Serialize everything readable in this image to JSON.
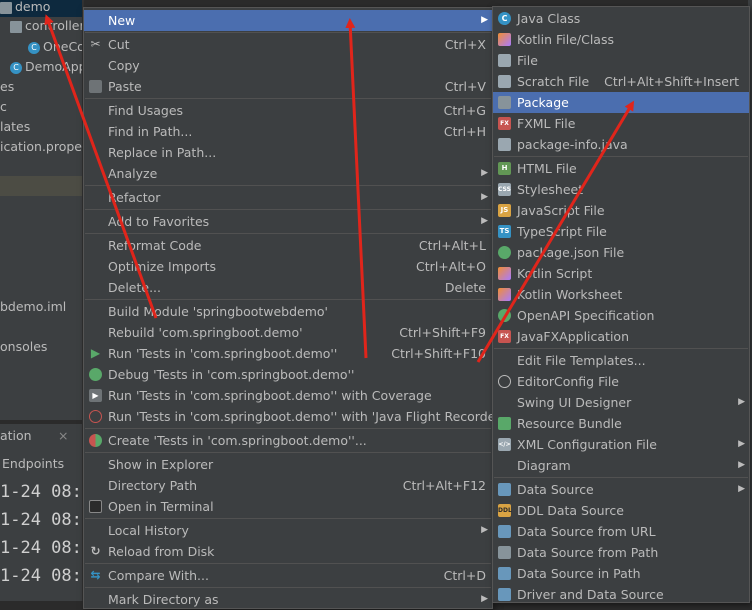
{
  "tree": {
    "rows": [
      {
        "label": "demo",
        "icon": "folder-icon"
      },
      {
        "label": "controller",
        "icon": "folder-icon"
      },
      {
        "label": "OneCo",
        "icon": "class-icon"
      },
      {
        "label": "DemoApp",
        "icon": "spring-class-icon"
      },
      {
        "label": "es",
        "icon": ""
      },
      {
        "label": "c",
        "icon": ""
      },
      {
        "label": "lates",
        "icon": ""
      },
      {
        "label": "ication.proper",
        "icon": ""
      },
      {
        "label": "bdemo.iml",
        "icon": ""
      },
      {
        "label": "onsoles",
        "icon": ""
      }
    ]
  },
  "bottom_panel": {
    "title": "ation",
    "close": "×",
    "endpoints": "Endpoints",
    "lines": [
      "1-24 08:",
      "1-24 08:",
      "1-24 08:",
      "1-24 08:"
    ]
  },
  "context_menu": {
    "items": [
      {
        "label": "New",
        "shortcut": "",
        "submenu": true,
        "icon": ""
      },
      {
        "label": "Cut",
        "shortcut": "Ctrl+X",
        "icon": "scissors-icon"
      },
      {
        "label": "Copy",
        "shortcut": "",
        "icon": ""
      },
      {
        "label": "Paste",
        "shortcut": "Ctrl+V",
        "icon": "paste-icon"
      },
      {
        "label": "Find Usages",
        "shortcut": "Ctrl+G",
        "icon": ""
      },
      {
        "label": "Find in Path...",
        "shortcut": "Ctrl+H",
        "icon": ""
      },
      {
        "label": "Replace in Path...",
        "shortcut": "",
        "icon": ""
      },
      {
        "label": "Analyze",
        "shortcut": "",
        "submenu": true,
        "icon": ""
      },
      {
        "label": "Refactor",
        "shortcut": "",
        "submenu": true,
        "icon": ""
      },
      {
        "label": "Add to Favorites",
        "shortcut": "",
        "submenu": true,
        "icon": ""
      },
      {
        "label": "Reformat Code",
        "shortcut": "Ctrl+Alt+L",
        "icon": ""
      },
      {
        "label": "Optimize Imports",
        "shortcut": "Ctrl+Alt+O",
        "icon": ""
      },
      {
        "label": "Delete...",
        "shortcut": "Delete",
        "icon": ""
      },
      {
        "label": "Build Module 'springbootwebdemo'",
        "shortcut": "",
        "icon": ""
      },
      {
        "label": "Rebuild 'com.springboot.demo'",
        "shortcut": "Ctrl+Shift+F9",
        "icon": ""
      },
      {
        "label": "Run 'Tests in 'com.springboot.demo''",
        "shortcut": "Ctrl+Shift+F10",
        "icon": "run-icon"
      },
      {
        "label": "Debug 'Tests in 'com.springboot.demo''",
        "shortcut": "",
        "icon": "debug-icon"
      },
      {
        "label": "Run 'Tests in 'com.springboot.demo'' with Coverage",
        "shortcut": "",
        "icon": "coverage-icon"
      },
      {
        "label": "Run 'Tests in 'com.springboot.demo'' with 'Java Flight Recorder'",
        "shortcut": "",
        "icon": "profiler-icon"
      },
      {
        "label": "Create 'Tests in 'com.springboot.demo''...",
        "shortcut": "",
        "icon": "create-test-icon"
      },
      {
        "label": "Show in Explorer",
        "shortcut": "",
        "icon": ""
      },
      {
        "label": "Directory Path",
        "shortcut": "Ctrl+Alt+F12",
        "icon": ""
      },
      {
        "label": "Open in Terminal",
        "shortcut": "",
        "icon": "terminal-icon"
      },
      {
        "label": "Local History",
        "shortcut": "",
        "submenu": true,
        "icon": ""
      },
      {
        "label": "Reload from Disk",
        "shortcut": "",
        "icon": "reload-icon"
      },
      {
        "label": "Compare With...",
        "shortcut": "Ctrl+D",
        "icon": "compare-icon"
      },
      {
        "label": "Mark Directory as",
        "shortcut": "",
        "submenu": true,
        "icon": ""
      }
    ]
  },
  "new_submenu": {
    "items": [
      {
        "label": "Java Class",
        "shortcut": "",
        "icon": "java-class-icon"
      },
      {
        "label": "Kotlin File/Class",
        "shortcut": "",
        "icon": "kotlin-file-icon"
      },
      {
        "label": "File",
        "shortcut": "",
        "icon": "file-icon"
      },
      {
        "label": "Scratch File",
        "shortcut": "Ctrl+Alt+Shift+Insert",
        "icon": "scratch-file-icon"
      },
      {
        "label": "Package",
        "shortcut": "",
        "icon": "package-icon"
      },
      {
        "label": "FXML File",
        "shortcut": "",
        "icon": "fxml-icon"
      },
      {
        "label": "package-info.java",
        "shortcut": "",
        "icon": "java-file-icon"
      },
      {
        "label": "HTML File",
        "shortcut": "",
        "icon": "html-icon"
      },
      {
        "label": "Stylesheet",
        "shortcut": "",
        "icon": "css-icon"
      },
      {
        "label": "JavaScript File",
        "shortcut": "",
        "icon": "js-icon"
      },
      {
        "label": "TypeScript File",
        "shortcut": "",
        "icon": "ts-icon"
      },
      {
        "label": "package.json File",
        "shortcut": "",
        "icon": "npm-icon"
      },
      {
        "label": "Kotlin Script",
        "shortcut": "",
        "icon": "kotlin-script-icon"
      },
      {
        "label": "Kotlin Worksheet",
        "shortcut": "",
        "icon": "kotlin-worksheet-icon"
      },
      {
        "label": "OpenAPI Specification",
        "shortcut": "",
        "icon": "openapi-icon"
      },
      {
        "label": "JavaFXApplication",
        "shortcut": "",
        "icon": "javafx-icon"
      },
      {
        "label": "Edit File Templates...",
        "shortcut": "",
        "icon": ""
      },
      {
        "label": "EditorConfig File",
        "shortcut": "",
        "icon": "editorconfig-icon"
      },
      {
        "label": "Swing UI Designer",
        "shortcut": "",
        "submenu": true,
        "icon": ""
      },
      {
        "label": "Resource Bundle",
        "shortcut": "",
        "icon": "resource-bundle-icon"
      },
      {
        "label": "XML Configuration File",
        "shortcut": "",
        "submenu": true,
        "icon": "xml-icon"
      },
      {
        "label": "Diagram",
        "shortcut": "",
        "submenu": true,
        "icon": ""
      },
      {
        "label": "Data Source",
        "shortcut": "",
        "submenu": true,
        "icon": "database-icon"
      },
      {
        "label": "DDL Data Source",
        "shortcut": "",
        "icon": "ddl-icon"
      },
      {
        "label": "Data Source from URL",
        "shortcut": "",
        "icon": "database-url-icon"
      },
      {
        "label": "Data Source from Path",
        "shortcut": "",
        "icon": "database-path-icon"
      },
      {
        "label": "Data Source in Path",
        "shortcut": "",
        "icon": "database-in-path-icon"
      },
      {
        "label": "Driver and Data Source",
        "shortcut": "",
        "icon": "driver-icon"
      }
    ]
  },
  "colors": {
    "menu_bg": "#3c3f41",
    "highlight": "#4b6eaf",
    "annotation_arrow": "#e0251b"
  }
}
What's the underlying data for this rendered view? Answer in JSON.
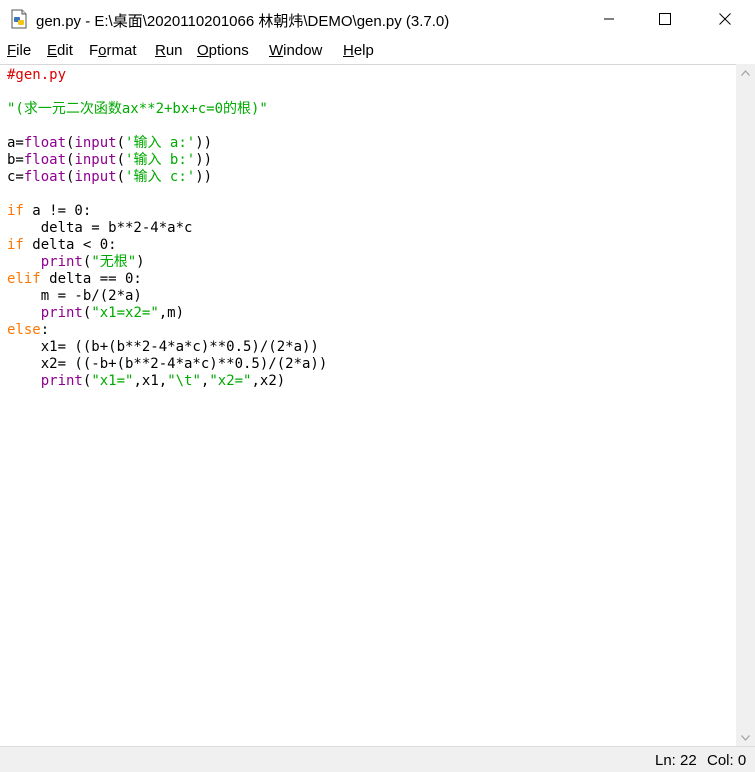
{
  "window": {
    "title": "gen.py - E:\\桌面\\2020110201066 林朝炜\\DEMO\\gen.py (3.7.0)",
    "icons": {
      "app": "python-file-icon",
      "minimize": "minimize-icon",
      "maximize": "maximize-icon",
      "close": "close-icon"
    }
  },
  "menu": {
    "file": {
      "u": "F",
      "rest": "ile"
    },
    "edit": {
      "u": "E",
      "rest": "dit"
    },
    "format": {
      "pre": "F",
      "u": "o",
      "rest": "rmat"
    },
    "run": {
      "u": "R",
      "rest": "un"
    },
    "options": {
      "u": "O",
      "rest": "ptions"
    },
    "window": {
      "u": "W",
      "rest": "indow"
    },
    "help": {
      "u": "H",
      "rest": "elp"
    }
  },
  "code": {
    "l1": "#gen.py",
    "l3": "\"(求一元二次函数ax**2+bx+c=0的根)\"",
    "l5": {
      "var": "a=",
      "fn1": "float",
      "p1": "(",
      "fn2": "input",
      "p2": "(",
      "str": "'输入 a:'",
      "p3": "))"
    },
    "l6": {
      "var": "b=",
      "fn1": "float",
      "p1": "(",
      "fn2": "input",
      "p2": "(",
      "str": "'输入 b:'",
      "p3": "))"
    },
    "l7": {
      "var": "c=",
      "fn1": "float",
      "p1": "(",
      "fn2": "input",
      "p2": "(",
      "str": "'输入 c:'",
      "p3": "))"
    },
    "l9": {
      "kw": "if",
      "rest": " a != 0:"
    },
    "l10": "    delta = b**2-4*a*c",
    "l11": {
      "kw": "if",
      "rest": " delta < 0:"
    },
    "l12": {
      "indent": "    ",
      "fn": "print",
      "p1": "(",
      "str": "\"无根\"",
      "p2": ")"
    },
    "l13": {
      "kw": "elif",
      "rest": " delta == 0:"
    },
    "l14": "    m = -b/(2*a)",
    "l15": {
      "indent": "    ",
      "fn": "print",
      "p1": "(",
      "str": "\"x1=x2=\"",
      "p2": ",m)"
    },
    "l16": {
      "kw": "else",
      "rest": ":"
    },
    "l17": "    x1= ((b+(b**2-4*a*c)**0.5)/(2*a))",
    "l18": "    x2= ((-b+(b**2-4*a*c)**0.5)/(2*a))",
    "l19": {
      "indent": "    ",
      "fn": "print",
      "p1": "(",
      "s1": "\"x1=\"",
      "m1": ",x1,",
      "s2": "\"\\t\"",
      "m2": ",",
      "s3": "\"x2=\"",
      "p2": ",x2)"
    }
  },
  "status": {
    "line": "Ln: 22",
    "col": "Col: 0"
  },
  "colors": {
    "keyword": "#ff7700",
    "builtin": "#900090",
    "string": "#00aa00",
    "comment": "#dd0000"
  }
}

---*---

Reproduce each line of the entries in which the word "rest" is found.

### RESPONSE BOX
      "rest": "ile"
      "rest": "dit"
      "rest": "rmat"
      "rest": "un"
      "rest": "ptions"
      "rest": "indow"
      "rest": "elp"
      "rest": " a != 0:"
      "rest": " delta < 0:"
      "rest": " delta == 0:"
      "rest": ":"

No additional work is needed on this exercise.